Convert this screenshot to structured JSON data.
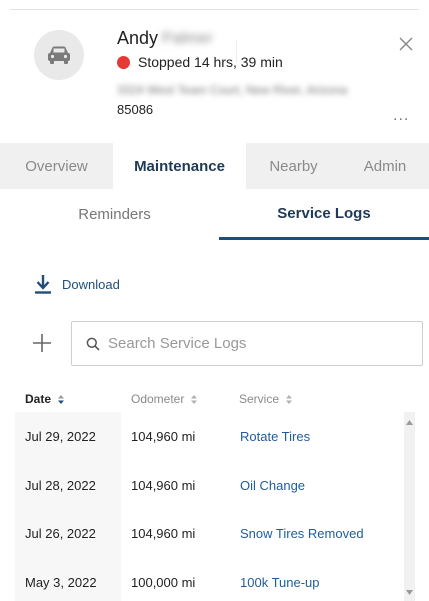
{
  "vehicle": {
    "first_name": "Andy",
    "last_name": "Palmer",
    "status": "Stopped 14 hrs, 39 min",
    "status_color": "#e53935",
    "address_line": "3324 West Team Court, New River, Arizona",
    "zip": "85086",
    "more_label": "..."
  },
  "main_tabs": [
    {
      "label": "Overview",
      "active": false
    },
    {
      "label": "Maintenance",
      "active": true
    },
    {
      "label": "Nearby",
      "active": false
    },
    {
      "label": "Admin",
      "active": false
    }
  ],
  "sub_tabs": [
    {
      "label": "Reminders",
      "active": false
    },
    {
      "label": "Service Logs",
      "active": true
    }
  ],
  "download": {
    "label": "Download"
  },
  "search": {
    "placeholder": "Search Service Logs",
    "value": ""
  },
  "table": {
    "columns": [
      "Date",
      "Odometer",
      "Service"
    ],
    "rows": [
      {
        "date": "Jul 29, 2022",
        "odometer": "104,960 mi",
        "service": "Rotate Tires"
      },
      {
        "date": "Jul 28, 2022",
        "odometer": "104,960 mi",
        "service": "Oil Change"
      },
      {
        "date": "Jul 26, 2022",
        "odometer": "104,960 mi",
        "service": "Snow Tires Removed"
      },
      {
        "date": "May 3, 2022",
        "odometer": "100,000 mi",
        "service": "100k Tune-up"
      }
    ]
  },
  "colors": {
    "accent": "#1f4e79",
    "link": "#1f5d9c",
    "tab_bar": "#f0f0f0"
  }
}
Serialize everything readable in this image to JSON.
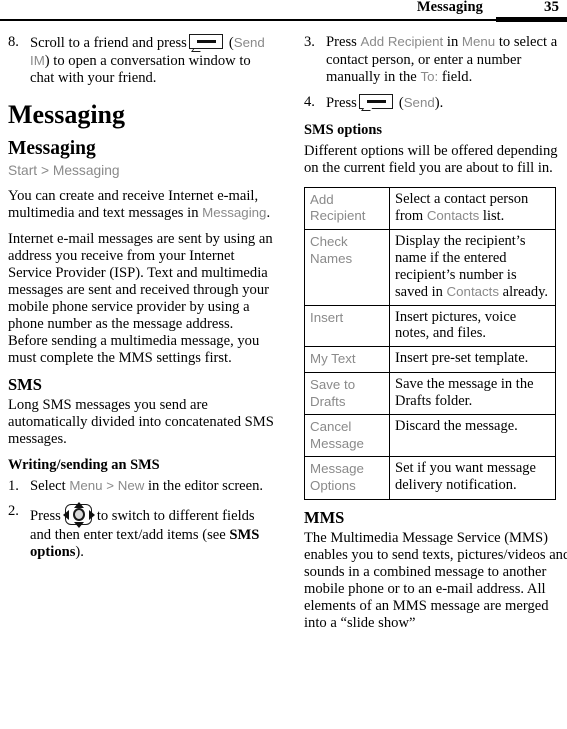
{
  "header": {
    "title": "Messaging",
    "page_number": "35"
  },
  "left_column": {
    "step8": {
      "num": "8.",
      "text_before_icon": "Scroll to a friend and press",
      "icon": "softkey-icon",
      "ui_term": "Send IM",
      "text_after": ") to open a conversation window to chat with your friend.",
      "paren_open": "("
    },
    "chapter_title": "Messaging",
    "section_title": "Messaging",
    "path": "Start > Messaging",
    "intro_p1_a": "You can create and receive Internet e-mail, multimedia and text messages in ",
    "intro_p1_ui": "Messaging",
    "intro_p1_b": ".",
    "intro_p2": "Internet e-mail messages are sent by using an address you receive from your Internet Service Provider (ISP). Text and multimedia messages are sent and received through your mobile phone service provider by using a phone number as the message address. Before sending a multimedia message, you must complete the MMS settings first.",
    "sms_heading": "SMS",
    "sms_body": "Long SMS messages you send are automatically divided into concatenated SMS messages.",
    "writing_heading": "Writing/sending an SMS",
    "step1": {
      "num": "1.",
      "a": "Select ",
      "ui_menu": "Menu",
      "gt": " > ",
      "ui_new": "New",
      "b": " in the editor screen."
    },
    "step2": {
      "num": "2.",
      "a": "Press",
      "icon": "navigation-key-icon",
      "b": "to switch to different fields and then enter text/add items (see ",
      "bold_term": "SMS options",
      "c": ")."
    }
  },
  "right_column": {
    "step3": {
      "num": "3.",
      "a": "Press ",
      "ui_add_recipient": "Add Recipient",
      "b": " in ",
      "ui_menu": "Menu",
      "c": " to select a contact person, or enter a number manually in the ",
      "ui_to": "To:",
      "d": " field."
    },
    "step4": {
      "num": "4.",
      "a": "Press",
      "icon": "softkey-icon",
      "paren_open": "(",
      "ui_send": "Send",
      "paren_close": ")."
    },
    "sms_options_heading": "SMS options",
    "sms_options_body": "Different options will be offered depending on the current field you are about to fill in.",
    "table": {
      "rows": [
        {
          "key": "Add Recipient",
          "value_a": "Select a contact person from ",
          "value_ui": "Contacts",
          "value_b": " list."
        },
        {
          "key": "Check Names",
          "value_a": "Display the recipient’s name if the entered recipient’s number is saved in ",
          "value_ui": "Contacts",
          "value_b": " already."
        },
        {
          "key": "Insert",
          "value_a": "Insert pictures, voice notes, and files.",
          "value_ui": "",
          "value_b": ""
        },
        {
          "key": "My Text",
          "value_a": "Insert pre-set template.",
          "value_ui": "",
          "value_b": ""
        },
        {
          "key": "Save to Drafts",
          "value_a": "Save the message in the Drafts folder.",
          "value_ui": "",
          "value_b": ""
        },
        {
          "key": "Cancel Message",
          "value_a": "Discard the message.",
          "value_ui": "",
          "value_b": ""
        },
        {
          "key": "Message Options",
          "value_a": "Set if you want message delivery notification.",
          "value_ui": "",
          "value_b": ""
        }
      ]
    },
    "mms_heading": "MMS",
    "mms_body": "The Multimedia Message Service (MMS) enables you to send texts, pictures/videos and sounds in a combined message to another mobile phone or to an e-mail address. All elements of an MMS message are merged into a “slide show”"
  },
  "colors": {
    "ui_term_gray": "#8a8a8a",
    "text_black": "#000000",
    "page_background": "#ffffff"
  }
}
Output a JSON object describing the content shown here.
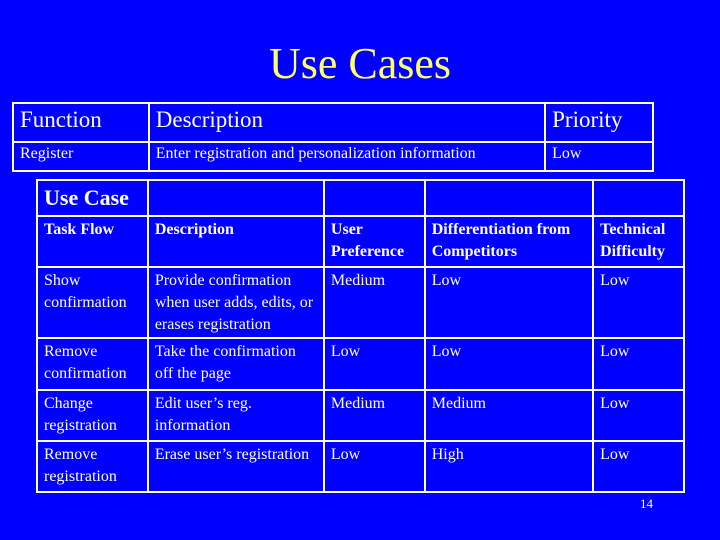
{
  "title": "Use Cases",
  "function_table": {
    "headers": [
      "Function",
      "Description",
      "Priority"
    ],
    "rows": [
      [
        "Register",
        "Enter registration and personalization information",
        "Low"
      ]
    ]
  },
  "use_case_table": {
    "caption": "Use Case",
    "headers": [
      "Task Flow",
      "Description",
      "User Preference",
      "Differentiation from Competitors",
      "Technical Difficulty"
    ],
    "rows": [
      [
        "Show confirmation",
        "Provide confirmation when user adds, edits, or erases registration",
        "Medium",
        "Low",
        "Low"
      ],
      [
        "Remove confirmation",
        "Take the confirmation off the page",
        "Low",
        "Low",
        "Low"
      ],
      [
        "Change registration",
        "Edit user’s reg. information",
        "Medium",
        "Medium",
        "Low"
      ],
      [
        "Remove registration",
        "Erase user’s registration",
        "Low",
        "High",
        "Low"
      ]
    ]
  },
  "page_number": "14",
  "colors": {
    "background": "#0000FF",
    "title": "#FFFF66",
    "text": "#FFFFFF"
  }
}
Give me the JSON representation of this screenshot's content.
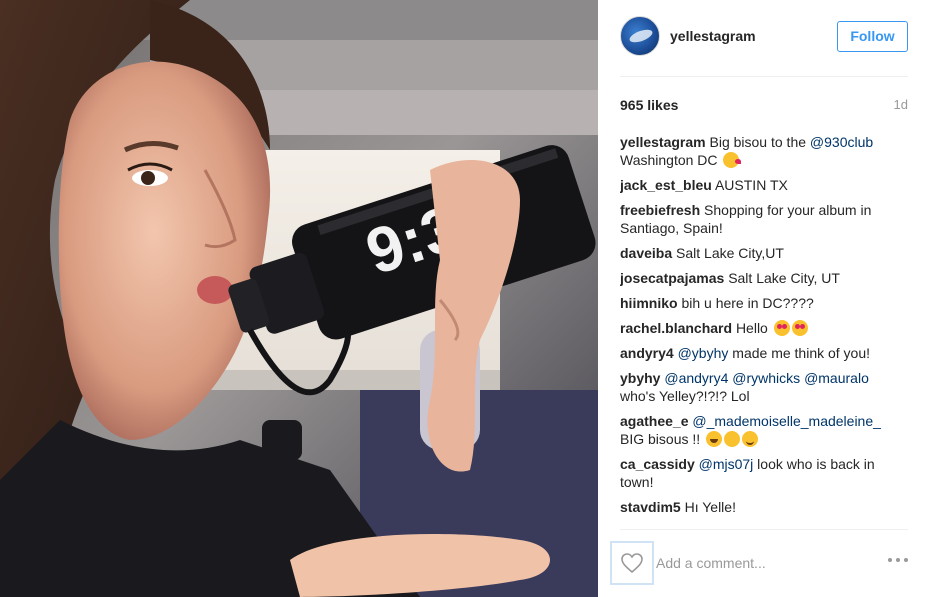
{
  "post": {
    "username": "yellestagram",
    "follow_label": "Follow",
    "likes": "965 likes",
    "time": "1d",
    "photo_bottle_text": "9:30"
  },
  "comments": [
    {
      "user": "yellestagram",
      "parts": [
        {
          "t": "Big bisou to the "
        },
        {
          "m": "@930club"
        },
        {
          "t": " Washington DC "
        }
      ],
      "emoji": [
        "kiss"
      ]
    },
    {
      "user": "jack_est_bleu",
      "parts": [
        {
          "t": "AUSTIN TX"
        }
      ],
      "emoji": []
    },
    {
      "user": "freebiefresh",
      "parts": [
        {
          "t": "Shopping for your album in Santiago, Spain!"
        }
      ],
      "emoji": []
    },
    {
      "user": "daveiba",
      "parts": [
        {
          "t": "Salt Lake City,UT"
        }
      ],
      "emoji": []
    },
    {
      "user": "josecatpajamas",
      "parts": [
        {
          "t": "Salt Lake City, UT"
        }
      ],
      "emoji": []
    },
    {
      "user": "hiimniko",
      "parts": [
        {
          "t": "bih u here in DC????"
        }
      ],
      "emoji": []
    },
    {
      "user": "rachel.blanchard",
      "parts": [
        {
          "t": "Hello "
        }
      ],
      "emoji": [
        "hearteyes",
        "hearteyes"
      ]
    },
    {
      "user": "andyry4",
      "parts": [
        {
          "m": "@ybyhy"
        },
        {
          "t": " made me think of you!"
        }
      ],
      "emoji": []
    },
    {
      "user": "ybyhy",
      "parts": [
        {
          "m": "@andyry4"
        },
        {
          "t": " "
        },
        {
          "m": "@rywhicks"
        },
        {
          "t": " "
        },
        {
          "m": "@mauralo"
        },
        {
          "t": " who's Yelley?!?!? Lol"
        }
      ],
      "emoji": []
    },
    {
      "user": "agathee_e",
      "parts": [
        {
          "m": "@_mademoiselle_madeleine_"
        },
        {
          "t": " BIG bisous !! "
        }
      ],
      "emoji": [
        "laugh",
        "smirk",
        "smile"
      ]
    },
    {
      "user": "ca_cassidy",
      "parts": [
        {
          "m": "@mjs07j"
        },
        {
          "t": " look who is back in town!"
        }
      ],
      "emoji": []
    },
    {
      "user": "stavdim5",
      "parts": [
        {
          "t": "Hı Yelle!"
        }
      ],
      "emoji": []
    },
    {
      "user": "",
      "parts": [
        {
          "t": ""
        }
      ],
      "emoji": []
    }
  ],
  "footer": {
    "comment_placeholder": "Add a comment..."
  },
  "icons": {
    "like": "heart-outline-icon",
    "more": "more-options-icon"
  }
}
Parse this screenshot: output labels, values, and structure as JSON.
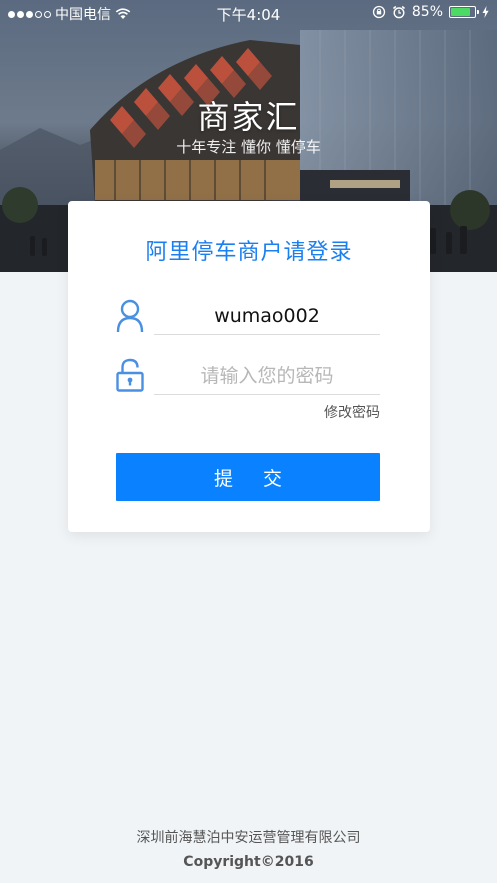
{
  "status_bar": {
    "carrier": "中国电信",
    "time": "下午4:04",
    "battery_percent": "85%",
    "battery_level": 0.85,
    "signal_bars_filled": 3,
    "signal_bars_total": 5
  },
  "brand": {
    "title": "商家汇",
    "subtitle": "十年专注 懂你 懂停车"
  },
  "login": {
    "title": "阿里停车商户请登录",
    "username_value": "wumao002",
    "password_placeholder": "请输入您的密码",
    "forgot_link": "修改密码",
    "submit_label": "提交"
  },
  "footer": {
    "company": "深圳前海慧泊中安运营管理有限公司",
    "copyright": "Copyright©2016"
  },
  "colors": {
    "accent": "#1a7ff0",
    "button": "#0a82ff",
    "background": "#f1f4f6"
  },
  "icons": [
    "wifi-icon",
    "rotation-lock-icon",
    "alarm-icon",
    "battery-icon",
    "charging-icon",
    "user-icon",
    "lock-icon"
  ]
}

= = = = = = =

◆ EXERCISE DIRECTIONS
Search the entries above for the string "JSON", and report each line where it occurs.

◆ FINISHED TASK
Convert this screenshot to structured JSON data.
Serialize everything readable in this image to JSON.
Output a JSON object describing the content shown here.
Give me the JSON representation of this screenshot's content.
Parse this screenshot: output labels, values, and structure as JSON.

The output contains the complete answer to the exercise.